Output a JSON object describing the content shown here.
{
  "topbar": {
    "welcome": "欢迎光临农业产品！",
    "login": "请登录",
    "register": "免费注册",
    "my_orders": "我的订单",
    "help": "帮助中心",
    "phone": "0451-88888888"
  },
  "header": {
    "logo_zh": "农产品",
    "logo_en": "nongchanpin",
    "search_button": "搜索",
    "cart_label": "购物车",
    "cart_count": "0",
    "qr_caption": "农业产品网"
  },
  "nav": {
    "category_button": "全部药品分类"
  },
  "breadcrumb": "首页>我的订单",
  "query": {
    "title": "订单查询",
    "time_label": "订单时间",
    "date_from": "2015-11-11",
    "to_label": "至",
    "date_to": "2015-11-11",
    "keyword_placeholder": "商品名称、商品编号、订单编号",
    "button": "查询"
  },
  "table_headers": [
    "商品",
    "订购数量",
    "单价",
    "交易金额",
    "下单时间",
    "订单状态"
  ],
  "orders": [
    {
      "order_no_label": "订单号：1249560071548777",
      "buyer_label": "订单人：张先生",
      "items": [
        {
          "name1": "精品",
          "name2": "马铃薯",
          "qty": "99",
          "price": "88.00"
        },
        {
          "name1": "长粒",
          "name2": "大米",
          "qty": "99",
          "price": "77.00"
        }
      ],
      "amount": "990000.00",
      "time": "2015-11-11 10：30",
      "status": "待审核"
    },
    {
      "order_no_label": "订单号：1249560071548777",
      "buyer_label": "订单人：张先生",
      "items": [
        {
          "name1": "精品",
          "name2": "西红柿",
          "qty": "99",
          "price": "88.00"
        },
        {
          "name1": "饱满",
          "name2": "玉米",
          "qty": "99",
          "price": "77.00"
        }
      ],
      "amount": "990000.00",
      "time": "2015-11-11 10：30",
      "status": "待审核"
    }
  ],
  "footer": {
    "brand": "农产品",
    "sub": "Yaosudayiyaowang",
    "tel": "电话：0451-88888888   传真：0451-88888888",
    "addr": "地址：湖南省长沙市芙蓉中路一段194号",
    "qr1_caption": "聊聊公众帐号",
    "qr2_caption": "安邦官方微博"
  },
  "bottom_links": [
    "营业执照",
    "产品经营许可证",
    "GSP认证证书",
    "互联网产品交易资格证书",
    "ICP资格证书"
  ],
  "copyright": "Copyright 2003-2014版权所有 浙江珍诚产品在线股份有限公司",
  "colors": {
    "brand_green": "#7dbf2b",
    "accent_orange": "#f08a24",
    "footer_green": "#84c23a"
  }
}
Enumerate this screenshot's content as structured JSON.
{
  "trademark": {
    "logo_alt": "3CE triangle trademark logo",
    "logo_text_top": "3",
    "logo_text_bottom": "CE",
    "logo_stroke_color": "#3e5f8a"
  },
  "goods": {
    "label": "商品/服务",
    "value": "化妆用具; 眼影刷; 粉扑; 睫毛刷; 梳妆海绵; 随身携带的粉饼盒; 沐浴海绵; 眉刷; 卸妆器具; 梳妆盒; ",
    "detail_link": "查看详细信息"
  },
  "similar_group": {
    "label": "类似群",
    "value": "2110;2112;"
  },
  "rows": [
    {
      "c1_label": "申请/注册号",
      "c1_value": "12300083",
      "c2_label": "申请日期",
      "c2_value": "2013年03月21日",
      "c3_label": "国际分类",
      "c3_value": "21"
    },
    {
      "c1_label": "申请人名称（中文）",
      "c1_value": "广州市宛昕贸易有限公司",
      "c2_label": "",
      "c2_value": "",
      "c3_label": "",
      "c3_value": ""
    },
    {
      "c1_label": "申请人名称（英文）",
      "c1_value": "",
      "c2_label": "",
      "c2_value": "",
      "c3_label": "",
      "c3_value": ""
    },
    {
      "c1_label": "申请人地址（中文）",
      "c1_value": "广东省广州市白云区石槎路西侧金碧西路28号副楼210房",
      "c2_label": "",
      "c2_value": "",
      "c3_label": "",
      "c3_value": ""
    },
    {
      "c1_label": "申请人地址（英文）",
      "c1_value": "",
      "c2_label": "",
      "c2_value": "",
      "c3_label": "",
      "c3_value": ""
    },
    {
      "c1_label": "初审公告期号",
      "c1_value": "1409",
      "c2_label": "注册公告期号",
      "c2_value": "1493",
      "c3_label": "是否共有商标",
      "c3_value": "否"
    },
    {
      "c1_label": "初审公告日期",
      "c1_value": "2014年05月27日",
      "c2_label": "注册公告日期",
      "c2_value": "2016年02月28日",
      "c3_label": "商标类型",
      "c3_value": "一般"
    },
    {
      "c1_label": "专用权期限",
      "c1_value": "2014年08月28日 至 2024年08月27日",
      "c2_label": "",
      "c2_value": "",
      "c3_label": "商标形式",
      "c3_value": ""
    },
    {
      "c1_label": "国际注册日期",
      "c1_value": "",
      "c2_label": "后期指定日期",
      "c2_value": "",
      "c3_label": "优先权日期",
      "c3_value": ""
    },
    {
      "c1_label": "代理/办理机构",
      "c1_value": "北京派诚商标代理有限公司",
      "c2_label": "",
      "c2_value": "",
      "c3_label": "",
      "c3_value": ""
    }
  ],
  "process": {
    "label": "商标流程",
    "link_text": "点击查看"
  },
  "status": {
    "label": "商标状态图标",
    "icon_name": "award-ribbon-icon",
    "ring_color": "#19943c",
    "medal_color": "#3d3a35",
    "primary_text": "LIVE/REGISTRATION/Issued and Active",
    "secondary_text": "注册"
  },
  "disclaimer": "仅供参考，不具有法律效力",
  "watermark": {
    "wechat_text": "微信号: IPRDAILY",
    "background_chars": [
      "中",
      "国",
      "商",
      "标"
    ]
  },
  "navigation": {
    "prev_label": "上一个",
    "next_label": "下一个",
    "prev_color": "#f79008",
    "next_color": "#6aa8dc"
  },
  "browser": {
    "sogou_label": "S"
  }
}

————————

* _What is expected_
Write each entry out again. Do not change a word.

* _Response area_
Output a JSON object describing the content shown here.
{
  "topbar": {
    "welcome": "欢迎光临农业产品！",
    "login": "请登录",
    "register": "免费注册",
    "my_orders": "我的订单",
    "help": "帮助中心",
    "phone": "0451-88888888"
  },
  "header": {
    "logo_zh": "农产品",
    "logo_en": "nongchanpin",
    "search_button": "搜索",
    "cart_label": "购物车",
    "cart_count": "0",
    "qr_caption": "农业产品网"
  },
  "nav": {
    "category_button": "全部药品分类"
  },
  "breadcrumb": "首页>我的订单",
  "query": {
    "title": "订单查询",
    "time_label": "订单时间",
    "date_from": "2015-11-11",
    "to_label": "至",
    "date_to": "2015-11-11",
    "keyword_placeholder": "商品名称、商品编号、订单编号",
    "button": "查询"
  },
  "table_headers": [
    "商品",
    "订购数量",
    "单价",
    "交易金额",
    "下单时间",
    "订单状态"
  ],
  "orders": [
    {
      "order_no_label": "订单号：1249560071548777",
      "buyer_label": "订单人：张先生",
      "items": [
        {
          "name1": "精品",
          "name2": "马铃薯",
          "qty": "99",
          "price": "88.00"
        },
        {
          "name1": "长粒",
          "name2": "大米",
          "qty": "99",
          "price": "77.00"
        }
      ],
      "amount": "990000.00",
      "time": "2015-11-11 10：30",
      "status": "待审核"
    },
    {
      "order_no_label": "订单号：1249560071548777",
      "buyer_label": "订单人：张先生",
      "items": [
        {
          "name1": "精品",
          "name2": "西红柿",
          "qty": "99",
          "price": "88.00"
        },
        {
          "name1": "饱满",
          "name2": "玉米",
          "qty": "99",
          "price": "77.00"
        }
      ],
      "amount": "990000.00",
      "time": "2015-11-11 10：30",
      "status": "待审核"
    }
  ],
  "footer": {
    "brand": "农产品",
    "sub": "Yaosudayiyaowang",
    "tel": "电话：0451-88888888   传真：0451-88888888",
    "addr": "地址：湖南省长沙市芙蓉中路一段194号",
    "qr1_caption": "聊聊公众帐号",
    "qr2_caption": "安邦官方微博"
  },
  "bottom_links": [
    "营业执照",
    "产品经营许可证",
    "GSP认证证书",
    "互联网产品交易资格证书",
    "ICP资格证书"
  ],
  "copyright": "Copyright 2003-2014版权所有 浙江珍诚产品在线股份有限公司",
  "colors": {
    "brand_green": "#7dbf2b",
    "accent_orange": "#f08a24",
    "footer_green": "#84c23a"
  }
}
Enumerate this screenshot's content as structured JSON.
{
  "trademark": {
    "logo_alt": "3CE triangle trademark logo",
    "logo_text_top": "3",
    "logo_text_bottom": "CE",
    "logo_stroke_color": "#3e5f8a"
  },
  "goods": {
    "label": "商品/服务",
    "value": "化妆用具; 眼影刷; 粉扑; 睫毛刷; 梳妆海绵; 随身携带的粉饼盒; 沐浴海绵; 眉刷; 卸妆器具; 梳妆盒; ",
    "detail_link": "查看详细信息"
  },
  "similar_group": {
    "label": "类似群",
    "value": "2110;2112;"
  },
  "rows": [
    {
      "c1_label": "申请/注册号",
      "c1_value": "12300083",
      "c2_label": "申请日期",
      "c2_value": "2013年03月21日",
      "c3_label": "国际分类",
      "c3_value": "21"
    },
    {
      "c1_label": "申请人名称（中文）",
      "c1_value": "广州市宛昕贸易有限公司",
      "c2_label": "",
      "c2_value": "",
      "c3_label": "",
      "c3_value": ""
    },
    {
      "c1_label": "申请人名称（英文）",
      "c1_value": "",
      "c2_label": "",
      "c2_value": "",
      "c3_label": "",
      "c3_value": ""
    },
    {
      "c1_label": "申请人地址（中文）",
      "c1_value": "广东省广州市白云区石槎路西侧金碧西路28号副楼210房",
      "c2_label": "",
      "c2_value": "",
      "c3_label": "",
      "c3_value": ""
    },
    {
      "c1_label": "申请人地址（英文）",
      "c1_value": "",
      "c2_label": "",
      "c2_value": "",
      "c3_label": "",
      "c3_value": ""
    },
    {
      "c1_label": "初审公告期号",
      "c1_value": "1409",
      "c2_label": "注册公告期号",
      "c2_value": "1493",
      "c3_label": "是否共有商标",
      "c3_value": "否"
    },
    {
      "c1_label": "初审公告日期",
      "c1_value": "2014年05月27日",
      "c2_label": "注册公告日期",
      "c2_value": "2016年02月28日",
      "c3_label": "商标类型",
      "c3_value": "一般"
    },
    {
      "c1_label": "专用权期限",
      "c1_value": "2014年08月28日 至 2024年08月27日",
      "c2_label": "",
      "c2_value": "",
      "c3_label": "商标形式",
      "c3_value": ""
    },
    {
      "c1_label": "国际注册日期",
      "c1_value": "",
      "c2_label": "后期指定日期",
      "c2_value": "",
      "c3_label": "优先权日期",
      "c3_value": ""
    },
    {
      "c1_label": "代理/办理机构",
      "c1_value": "北京派诚商标代理有限公司",
      "c2_label": "",
      "c2_value": "",
      "c3_label": "",
      "c3_value": ""
    }
  ],
  "process": {
    "label": "商标流程",
    "link_text": "点击查看"
  },
  "status": {
    "label": "商标状态图标",
    "icon_name": "award-ribbon-icon",
    "ring_color": "#19943c",
    "medal_color": "#3d3a35",
    "primary_text": "LIVE/REGISTRATION/Issued and Active",
    "secondary_text": "注册"
  },
  "disclaimer": "仅供参考，不具有法律效力",
  "watermark": {
    "wechat_text": "微信号: IPRDAILY",
    "background_chars": [
      "中",
      "国",
      "商",
      "标"
    ]
  },
  "navigation": {
    "prev_label": "上一个",
    "next_label": "下一个",
    "prev_color": "#f79008",
    "next_color": "#6aa8dc"
  },
  "browser": {
    "sogou_label": "S"
  }
}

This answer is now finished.